When the Target of a Battery is a Police Officer—The Impact This Has on the Charges
In September 2021, Vauhxx Booker was arrested for allegedly assaulting an Indianapolis Metropolitan Police Department (IMPD) officer while officers responded to an incident. According to news reports, IMPD officers were called to the scene as Booker was allegedly intoxicated and acting in an abusive manner. While the police were gathering information for their report, Booker reportedly “put his chest into an officer, knocking him back.” The police immediately cuffed and arrested Booker, and Booker was later charged with “battery of a public safety official.”
The Booker case is a good reminder that the nature of a battery charge can depend on who was the target of the contact.
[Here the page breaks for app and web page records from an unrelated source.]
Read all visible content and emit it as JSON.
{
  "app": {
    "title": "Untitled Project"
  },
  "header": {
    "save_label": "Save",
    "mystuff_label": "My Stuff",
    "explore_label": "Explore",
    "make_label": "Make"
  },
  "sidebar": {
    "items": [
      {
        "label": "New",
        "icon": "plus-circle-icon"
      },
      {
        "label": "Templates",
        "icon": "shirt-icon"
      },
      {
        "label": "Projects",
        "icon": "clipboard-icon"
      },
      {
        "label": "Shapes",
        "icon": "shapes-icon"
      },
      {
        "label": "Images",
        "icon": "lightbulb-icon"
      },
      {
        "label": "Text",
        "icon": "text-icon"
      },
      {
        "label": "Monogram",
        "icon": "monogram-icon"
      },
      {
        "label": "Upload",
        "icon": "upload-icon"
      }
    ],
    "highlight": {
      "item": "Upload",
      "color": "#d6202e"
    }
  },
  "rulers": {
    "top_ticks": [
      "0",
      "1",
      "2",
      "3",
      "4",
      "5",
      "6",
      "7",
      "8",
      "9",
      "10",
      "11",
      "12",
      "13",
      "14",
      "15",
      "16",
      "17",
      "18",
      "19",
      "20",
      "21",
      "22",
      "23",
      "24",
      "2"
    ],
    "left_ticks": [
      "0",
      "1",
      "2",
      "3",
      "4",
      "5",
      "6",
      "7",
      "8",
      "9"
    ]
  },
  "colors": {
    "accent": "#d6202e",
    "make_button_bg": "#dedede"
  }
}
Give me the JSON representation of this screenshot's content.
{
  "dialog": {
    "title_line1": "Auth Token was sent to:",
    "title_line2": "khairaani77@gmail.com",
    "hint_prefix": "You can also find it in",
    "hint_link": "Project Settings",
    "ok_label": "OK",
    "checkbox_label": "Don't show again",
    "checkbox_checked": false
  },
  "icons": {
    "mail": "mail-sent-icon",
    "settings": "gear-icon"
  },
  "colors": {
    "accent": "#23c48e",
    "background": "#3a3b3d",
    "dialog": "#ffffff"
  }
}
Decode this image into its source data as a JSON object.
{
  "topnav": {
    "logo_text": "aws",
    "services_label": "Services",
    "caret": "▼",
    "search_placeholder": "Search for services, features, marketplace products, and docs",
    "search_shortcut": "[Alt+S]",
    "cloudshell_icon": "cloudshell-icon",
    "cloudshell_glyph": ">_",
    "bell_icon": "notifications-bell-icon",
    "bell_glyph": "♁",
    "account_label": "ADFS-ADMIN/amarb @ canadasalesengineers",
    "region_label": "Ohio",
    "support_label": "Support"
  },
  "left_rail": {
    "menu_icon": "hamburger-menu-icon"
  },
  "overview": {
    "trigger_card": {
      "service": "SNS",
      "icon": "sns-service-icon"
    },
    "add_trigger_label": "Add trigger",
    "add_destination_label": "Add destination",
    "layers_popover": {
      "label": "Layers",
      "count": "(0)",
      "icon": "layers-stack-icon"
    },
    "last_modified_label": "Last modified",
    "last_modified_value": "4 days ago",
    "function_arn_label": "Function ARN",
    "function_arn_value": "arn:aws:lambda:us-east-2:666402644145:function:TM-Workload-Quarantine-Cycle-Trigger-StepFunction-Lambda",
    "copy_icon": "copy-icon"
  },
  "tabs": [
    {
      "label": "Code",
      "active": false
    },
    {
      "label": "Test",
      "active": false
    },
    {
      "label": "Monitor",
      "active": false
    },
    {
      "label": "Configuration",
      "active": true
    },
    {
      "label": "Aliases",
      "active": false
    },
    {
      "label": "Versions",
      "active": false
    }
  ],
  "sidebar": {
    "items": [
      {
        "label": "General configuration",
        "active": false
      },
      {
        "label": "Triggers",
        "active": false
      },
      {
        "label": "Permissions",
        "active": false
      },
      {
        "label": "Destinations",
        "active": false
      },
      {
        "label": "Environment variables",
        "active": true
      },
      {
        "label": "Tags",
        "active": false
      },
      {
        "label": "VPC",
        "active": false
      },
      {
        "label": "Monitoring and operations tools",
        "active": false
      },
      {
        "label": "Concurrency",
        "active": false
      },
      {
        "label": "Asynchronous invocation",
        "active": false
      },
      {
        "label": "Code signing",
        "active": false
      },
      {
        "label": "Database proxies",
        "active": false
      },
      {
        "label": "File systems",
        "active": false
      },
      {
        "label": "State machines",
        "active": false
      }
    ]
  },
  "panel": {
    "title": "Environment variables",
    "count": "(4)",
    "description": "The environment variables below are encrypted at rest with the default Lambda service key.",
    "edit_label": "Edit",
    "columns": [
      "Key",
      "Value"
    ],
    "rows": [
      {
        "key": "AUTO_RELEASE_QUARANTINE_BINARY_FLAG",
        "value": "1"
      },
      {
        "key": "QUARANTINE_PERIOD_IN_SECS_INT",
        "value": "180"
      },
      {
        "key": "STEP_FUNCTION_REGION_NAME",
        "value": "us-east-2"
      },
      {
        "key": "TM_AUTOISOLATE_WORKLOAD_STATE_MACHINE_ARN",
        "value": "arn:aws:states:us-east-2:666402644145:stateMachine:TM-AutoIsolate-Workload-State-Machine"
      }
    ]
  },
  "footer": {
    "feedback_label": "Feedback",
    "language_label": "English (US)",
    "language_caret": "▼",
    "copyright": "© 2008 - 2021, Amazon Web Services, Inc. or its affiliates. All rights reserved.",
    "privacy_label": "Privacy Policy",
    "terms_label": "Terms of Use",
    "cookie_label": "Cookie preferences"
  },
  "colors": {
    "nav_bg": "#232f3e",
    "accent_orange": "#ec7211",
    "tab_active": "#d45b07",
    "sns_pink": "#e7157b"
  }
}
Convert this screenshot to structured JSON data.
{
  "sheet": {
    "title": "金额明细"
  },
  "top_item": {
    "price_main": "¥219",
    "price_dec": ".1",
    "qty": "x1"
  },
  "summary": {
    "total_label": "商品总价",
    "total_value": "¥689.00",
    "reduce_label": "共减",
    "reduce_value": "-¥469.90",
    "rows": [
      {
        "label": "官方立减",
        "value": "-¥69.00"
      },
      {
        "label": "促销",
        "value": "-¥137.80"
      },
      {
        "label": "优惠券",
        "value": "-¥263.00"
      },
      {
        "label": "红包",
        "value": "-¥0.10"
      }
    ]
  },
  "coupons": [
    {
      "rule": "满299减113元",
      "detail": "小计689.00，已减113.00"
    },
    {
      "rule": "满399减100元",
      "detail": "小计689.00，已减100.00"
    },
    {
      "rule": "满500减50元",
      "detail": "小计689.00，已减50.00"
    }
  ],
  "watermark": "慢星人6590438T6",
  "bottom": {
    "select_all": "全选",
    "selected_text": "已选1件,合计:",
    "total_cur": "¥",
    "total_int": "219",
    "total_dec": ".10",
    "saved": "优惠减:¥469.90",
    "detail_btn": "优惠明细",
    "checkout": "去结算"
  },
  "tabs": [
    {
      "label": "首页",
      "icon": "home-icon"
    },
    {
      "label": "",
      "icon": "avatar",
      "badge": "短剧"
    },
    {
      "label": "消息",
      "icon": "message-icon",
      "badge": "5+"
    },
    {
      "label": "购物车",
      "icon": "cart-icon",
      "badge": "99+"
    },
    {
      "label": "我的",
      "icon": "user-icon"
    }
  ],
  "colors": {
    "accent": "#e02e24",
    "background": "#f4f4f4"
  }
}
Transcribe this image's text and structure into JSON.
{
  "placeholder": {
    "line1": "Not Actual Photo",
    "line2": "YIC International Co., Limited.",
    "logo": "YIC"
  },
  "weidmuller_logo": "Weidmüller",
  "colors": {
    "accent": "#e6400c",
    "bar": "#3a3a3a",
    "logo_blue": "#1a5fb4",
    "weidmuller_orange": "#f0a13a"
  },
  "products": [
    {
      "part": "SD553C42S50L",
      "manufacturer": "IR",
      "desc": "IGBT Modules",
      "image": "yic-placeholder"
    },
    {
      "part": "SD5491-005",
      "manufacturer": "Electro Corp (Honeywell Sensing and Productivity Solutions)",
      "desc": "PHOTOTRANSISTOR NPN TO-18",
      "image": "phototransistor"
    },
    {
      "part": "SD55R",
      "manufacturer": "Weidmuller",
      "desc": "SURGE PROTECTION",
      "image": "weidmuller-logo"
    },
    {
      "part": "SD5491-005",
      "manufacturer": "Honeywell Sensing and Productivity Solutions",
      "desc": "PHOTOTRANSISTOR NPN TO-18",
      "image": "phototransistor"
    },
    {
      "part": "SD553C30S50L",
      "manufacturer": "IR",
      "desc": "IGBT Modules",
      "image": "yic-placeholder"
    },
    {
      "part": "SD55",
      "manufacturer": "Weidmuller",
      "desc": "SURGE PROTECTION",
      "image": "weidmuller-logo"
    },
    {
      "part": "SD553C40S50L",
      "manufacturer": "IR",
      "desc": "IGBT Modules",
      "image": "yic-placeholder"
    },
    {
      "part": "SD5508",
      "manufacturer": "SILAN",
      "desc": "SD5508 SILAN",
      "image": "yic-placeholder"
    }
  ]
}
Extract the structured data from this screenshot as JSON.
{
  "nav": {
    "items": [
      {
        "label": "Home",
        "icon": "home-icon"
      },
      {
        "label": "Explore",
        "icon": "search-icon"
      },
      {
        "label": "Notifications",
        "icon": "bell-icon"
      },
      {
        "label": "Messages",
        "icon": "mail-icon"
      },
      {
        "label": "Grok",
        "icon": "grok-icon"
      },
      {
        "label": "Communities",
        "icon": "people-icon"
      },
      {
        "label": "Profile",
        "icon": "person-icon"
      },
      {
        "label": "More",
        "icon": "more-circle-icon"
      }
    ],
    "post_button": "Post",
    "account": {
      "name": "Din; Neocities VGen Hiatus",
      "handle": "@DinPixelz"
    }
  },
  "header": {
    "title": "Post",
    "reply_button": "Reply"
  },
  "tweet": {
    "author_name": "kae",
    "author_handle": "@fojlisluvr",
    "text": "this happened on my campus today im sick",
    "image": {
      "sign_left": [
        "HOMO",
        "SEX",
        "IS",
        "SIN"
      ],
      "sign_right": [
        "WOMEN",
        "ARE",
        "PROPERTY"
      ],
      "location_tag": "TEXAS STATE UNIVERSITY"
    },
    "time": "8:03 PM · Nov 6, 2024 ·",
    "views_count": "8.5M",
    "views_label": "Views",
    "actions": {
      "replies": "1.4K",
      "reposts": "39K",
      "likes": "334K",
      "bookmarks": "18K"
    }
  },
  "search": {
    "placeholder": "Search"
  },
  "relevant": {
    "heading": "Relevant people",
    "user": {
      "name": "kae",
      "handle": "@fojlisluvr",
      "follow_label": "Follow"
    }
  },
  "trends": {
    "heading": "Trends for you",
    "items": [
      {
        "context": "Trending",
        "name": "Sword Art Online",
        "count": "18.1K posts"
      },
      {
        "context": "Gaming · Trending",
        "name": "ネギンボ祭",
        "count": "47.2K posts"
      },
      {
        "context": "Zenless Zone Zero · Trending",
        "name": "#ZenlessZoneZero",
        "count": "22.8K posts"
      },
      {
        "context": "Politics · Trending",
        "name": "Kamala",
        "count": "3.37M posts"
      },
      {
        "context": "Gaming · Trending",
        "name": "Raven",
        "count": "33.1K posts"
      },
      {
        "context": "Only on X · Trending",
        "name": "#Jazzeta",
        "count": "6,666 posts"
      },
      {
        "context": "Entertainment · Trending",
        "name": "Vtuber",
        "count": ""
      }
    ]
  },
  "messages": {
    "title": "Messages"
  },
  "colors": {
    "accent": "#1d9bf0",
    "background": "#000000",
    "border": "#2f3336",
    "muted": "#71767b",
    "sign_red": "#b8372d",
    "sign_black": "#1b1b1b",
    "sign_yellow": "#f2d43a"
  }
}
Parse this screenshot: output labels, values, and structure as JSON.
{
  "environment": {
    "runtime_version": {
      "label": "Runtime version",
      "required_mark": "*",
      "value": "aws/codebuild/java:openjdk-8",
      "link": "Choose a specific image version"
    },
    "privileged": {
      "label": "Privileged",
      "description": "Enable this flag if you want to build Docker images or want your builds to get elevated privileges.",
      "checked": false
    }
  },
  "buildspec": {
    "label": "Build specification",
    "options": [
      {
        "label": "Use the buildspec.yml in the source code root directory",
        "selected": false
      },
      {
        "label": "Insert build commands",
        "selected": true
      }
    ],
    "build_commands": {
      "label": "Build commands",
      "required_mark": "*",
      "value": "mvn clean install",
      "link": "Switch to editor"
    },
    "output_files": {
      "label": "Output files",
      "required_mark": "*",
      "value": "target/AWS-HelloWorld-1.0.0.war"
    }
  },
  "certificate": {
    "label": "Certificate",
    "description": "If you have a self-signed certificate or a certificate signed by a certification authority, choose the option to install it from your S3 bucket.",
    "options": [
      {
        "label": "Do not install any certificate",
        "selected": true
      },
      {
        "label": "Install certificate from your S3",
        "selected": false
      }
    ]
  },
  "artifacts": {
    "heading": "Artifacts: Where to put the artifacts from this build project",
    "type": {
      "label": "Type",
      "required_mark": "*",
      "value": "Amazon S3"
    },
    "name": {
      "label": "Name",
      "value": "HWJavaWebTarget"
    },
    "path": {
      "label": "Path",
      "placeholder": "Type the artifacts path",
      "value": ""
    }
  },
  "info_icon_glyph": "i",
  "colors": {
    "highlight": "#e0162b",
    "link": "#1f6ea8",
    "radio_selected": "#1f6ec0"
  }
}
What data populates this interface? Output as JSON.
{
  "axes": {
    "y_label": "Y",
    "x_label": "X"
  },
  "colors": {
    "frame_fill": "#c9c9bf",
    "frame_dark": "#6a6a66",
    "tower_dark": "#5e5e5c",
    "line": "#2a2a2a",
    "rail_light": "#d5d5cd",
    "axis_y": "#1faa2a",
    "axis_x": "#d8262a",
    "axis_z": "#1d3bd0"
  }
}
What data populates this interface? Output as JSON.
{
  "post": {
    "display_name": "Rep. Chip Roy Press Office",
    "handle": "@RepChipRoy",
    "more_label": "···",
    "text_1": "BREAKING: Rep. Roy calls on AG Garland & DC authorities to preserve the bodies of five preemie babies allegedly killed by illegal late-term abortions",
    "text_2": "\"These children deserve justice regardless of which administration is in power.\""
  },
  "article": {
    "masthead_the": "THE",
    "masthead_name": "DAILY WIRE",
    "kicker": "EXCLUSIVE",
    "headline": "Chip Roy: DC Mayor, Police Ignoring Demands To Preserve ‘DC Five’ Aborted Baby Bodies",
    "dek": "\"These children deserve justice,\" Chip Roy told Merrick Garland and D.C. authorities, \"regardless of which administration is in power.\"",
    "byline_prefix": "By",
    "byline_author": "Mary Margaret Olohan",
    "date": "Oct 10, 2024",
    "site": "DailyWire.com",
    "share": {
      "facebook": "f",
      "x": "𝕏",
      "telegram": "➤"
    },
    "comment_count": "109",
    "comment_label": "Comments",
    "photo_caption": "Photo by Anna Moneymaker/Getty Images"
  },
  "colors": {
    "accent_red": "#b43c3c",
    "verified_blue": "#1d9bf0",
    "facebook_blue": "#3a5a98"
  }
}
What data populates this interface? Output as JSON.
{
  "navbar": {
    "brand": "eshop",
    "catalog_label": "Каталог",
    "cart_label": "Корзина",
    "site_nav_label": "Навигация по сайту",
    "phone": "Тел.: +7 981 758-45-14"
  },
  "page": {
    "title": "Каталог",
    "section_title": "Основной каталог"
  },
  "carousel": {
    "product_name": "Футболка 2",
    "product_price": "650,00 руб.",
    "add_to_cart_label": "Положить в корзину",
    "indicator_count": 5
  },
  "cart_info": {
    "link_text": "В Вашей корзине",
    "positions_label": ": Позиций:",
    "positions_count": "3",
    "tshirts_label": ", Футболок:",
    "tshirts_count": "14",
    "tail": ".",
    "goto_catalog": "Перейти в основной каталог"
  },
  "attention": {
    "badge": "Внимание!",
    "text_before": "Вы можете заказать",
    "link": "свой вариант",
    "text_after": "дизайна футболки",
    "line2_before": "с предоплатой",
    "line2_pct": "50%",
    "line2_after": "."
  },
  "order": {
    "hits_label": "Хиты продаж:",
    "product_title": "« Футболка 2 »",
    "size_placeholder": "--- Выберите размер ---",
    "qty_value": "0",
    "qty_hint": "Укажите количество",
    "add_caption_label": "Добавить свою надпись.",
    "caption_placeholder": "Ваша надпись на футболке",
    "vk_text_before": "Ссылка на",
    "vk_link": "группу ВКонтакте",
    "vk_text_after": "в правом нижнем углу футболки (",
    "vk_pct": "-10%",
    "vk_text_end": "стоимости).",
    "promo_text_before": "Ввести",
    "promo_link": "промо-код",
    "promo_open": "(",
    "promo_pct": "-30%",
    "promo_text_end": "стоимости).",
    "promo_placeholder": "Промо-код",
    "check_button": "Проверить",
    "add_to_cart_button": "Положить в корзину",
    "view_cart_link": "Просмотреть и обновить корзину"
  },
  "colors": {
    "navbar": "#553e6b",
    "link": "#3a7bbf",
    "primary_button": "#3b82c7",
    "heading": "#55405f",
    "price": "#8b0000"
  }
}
And that is especially true if the alleged victim was a police officer.
Battery of a Police Officer, Defined
Under Title 35 of Indiana state law, generally speaking, battery is defined as when someone “(1) touches another person in a rude, insolent, or angry manner.” This simple battery is a Class B misdemeanor; however, if the offense is committed against a police officer while engaged in their official duty, then it is a Level 6 felony. Furthermore, if the contact resulted in the police officer’s injury, it rises to a Level 5 felony.
Punishment for Battery of a Police Officer
A Class B misdemeanor battery can bring with it a punishment of up to 180 days in jail and a fine of up to $1,000. However, the repercussions for the battery of a police officer are significantly more serious—both in terms of sentencing and the financial penalty.
A person convicted for a Level 6 Felony faces a prison sentence of between six months and three years, while the statute advises that the sentence should be one and a half years. A Level 5 Felony battery may result in a prison term of 1-6 years, with the statutory advisory recommendation being for a three-year prison sentence.
Additionally, the person may be fined up to $10,000 for a Level 5 or 6 Felony.
Think of it this way: The exact same act can result in as much as double, triple, or even ten times as much punishment, depending on who was the intended victim.
Understanding how the victim’s status or other factors can impact your case is crucial. That’s why you need an experienced criminal defense attorney at your side as soon as possible, so contact Razumich & Associates today for a free case evaluation.